Friday, April 18, 2014

Central Illinois Maple Syrup

I realize Vermont is better known for its maple syrup, and Quebec supplies much of what the world consumes, but that doesn't stop our neighbors here in Central Illinois from doing their part to meet mankind's demand for real maple syrup.  Last year we watched in admiration as our farmer neighbors tapped dozens of trees around our neighborhood, and spent the time and money necessary to gather hundreds of gallons of sap to boil down to dozens of gallons of syrup.

This year, when they offered to tap the trees in our front yard, I quickly encouraged them to do so, and within a few hours, our trees were contributing to the harvest!

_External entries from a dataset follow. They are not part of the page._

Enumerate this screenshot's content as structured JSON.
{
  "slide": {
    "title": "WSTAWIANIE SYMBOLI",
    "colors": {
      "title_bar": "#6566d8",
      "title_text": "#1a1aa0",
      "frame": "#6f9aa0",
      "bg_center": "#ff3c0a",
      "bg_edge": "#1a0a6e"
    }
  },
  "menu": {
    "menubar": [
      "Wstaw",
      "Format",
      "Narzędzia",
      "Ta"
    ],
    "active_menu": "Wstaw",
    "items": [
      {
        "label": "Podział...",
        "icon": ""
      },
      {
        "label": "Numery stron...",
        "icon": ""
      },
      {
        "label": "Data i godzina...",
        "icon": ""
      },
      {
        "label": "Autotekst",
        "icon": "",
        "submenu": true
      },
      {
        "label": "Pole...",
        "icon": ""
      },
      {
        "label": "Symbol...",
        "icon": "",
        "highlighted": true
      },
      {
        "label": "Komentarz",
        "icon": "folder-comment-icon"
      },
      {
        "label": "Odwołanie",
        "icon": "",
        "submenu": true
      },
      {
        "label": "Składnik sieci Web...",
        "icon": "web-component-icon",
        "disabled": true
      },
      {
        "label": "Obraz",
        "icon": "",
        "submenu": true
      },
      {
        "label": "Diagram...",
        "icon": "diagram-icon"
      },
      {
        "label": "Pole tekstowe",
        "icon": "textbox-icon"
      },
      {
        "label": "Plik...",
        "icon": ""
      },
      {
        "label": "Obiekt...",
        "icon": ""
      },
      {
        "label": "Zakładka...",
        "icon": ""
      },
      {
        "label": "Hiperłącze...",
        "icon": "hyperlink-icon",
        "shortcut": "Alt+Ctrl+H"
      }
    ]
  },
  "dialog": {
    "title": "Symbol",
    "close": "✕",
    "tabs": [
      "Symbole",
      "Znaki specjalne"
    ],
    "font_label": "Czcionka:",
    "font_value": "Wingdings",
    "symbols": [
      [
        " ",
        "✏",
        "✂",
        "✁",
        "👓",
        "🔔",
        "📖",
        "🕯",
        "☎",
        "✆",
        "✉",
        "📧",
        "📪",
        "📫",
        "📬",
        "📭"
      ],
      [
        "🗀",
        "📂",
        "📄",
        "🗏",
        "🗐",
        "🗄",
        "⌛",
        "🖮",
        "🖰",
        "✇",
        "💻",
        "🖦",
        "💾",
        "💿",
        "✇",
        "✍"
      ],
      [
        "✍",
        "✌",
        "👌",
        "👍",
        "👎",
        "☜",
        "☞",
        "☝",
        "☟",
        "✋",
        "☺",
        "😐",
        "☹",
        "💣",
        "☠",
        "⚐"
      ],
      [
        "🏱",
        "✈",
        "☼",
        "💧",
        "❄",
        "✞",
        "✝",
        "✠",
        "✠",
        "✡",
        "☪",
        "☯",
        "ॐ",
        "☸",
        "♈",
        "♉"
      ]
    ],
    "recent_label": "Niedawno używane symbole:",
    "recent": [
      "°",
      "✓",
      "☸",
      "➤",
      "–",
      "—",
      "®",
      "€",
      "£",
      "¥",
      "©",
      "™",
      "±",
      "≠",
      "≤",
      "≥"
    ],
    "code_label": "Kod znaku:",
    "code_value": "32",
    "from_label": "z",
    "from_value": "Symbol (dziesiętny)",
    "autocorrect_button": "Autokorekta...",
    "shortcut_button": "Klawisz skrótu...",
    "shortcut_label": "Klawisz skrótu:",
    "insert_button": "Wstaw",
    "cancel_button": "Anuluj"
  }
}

Here's Thad and Philip drilling the holes and setting the taps.  The number of taps was determined by the size of the tree.  Two of our trees could accommodate three taps, while one tree was best left with only two.

The arrangement in our yard had at most two taps running into one five-gallon jug, meaning we had five jugs total receiving sap.  The sap is very watery, unlike pine sap, so the taps, lines, and jugs don't clog easily.

The critical operation of boiling to sap down to syrup was begun on this fine example of Steiner ingenuity and manufacturing.  The half-barrel stove box on the bottom was reinforced and improved this year based on lessons learned last year.  The blower and ductwork in the foreground force air into the combustion chamber to insure that the fire has adequate oxygen to burn vigorously, while the door on the stove above the ductwork allows access to add wood as needed.  The vertical boards just downstream of the blower serve as a damper to better control the air flow.  Hot exhaust gases exit through a vertical chimney at the far end.

The main pan on the stove is a custom-built, stainless-steel unit about seven inches deep that holds about five gallons per inch of depth.  It's fed by a smaller pan in the background that preheats the cold sap before it's added to the main pan.  That ensures the main pan maintains a constant boil throughout the many hours it takes to boil a batch of sap.

How big is a batch of sap?  This year, the Steiners commonly boiled 200 gallons of sap at a time, that would yield as much as eight gallons of syrup.  That 25:1 ratio is very low for maple syrup, and can be as high as 40:1.  In this photo, about 150 gallons of sap waits to be boiled, although not all of it was included in this batch.  (The washing machine in the background was not used in preparation of the syrup).

Syrup is judged complete when the temperature reaches the proper value.  In this photo you can see the syrup was a lovely brown color while the temperature was well above 216°F.  Several more gallons of sap were due to be added to this batch and boiled down before the near-syrup was transferred to the house kitchen stove for finishing.

The total harvest for our neighbors was about forty gallons of syrup this year, which exceeded last year's total.  Our trees contributed about 40 to 50 gallons of sap in the three weeks that they were tapped.  The whole process is very labor-intensive, so it's easy to understand why real maple syrup is so expensive, but when waffles or pancakes are on the menu, nothing compares to real maple syrup, especially when it comes from your front yard!

1 comment:

  1. Thanks for all these px, Riggenbachs! We too are enjoying the fruits of your neighbors' labors, and it is mighty sweet fruit indeed!